> _WORK REQUIRED_
Using the listing below, determine the count of lines with the word "Toggle" and reply only with it.

> _MATERIAL FOR THIS TASK_
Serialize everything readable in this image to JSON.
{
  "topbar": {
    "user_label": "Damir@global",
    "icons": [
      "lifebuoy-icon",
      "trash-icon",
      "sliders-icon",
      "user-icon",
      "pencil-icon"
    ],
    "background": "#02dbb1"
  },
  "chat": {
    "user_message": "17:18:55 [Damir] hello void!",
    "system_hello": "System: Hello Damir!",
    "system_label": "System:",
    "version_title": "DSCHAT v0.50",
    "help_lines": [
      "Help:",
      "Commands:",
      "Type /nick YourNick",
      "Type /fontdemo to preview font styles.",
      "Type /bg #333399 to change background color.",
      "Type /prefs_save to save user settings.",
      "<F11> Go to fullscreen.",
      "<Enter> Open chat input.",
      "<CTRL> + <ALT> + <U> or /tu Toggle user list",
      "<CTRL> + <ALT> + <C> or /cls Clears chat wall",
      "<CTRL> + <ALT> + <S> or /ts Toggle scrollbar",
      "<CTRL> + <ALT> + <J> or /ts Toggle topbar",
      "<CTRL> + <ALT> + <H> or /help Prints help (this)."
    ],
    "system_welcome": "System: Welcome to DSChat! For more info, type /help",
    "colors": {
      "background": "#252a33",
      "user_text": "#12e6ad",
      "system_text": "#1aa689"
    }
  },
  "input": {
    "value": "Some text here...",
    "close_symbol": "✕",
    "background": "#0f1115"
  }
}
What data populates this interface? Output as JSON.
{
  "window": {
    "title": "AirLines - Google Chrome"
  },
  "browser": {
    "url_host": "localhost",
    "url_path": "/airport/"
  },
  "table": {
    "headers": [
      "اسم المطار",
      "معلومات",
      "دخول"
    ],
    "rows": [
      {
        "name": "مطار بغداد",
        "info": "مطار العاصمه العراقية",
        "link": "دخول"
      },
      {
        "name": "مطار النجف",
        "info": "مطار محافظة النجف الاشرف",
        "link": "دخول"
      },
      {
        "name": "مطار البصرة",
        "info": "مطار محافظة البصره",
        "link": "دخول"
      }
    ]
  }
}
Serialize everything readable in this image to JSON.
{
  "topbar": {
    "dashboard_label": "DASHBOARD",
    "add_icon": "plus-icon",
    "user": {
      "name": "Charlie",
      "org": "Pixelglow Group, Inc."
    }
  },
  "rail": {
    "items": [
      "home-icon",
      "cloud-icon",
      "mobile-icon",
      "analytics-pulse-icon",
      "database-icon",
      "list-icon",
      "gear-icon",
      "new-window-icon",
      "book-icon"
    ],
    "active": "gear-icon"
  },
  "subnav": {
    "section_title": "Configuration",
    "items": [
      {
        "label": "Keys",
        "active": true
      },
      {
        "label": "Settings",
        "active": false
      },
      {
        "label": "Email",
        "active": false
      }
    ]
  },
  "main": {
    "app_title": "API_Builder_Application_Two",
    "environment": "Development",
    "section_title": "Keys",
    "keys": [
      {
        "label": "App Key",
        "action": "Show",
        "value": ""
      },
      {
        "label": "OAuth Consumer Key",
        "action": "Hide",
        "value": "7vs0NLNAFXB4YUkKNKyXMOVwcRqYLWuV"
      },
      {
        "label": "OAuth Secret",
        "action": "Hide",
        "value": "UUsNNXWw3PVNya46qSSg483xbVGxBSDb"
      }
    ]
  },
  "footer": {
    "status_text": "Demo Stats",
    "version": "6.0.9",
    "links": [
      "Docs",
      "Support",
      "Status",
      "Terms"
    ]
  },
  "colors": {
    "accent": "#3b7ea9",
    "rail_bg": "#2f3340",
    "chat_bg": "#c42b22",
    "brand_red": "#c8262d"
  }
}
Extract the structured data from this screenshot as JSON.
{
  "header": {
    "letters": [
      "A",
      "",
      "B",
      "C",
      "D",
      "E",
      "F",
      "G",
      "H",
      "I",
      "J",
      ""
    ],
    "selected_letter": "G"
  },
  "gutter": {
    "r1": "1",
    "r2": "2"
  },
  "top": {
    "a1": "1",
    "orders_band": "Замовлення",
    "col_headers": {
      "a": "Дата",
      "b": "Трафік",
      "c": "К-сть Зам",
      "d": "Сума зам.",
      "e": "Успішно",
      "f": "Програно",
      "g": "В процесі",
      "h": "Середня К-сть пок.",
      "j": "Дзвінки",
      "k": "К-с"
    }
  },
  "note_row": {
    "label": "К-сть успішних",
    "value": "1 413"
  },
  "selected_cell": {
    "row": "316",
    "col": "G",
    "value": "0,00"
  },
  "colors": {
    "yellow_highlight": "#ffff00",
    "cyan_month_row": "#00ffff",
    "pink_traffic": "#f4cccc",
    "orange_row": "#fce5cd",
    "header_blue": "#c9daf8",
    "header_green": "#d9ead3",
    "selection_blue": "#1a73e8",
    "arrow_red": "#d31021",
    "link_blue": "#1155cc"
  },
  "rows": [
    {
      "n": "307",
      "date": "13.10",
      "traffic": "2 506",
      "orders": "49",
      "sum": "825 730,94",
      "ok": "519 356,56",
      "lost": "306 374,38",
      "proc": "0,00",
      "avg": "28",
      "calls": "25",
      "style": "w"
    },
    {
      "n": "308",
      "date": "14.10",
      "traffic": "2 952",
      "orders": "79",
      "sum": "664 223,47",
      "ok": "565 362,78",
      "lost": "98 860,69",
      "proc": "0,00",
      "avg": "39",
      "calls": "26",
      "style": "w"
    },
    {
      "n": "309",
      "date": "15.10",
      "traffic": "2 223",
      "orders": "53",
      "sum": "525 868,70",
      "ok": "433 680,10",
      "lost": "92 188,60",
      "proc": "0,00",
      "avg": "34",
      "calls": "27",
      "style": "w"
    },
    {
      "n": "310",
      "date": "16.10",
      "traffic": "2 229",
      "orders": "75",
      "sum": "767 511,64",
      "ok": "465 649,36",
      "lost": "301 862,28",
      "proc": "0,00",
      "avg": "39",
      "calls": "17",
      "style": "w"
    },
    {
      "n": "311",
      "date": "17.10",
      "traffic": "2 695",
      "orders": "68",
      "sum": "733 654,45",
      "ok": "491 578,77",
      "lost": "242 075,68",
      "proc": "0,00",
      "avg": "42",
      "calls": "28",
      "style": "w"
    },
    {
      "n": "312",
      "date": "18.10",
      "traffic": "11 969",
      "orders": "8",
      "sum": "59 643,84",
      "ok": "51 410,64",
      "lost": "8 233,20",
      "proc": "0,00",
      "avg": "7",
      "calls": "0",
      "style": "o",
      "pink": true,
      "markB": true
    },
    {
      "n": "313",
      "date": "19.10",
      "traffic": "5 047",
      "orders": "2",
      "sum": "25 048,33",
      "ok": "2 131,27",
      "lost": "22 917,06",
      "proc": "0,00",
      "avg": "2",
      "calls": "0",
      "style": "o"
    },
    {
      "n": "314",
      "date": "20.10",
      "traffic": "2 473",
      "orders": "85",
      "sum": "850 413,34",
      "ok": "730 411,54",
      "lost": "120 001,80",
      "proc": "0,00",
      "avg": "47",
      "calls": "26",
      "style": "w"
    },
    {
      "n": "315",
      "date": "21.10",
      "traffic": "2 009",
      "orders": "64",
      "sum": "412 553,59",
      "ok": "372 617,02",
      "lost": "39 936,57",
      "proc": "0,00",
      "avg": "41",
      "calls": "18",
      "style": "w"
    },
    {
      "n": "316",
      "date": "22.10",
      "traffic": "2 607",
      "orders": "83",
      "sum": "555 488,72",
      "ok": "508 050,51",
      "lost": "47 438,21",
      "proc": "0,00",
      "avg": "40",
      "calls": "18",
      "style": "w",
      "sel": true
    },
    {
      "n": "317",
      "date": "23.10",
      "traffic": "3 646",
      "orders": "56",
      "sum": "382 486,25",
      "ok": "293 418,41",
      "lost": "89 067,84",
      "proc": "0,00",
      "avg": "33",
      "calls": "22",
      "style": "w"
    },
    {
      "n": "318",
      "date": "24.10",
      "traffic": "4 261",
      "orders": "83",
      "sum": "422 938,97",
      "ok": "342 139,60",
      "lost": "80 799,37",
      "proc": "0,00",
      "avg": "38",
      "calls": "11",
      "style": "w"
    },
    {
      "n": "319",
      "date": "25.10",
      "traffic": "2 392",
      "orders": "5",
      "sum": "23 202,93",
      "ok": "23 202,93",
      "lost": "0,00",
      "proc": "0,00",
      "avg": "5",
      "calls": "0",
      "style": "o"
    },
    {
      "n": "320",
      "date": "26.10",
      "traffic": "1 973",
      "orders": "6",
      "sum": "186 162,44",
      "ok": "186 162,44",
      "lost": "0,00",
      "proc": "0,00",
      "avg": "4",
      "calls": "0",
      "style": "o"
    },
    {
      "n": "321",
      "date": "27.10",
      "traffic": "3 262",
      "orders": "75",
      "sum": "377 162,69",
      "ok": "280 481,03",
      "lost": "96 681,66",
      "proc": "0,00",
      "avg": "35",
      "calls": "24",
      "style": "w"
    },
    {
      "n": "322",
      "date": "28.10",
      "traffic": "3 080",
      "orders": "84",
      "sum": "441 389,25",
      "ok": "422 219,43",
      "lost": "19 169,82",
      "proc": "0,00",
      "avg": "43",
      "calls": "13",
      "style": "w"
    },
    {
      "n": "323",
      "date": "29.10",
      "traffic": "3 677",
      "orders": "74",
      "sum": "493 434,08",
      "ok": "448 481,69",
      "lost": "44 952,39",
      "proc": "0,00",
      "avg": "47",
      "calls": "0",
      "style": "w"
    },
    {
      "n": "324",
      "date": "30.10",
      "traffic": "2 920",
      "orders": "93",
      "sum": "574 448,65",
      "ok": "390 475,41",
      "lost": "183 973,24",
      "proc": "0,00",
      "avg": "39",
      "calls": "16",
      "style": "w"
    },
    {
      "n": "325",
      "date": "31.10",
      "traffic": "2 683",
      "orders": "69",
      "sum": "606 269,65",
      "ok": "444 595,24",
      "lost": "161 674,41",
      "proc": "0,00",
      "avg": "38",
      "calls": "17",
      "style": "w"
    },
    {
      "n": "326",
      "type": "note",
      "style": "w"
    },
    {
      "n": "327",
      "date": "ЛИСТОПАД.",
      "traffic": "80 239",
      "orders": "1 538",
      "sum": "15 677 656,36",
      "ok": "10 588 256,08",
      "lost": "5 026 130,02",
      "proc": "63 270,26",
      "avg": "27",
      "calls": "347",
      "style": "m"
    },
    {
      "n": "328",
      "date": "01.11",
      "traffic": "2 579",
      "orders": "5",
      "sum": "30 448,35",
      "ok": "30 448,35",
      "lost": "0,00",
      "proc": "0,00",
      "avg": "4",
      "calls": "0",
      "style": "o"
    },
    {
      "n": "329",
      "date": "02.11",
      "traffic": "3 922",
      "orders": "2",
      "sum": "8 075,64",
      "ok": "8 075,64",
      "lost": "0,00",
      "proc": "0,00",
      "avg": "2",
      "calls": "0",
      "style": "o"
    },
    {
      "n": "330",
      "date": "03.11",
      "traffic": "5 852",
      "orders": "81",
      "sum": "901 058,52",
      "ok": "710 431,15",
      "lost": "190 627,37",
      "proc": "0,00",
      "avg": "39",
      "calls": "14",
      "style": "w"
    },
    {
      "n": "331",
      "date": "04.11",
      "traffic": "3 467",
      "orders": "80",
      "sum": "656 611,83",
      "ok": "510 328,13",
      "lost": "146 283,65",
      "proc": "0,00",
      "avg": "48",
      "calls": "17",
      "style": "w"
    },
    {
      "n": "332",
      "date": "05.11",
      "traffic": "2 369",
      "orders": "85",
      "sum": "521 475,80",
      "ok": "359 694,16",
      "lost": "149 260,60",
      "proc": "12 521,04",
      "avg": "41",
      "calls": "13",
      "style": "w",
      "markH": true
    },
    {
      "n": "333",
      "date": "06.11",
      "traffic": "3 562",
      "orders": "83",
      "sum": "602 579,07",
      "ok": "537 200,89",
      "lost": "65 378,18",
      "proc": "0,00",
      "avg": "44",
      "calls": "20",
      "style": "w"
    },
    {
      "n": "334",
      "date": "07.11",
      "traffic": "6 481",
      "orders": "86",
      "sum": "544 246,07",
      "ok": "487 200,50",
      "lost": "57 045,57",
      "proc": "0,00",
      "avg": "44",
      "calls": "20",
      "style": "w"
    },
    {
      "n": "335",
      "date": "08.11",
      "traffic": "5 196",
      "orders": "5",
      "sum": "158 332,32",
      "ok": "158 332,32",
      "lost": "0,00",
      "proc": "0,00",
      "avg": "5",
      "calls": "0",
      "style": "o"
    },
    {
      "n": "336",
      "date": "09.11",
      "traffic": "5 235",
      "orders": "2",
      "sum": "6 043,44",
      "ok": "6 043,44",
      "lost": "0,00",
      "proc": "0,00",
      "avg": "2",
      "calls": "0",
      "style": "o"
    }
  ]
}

> _SOLUTION FOR THIS EXERCISE_
3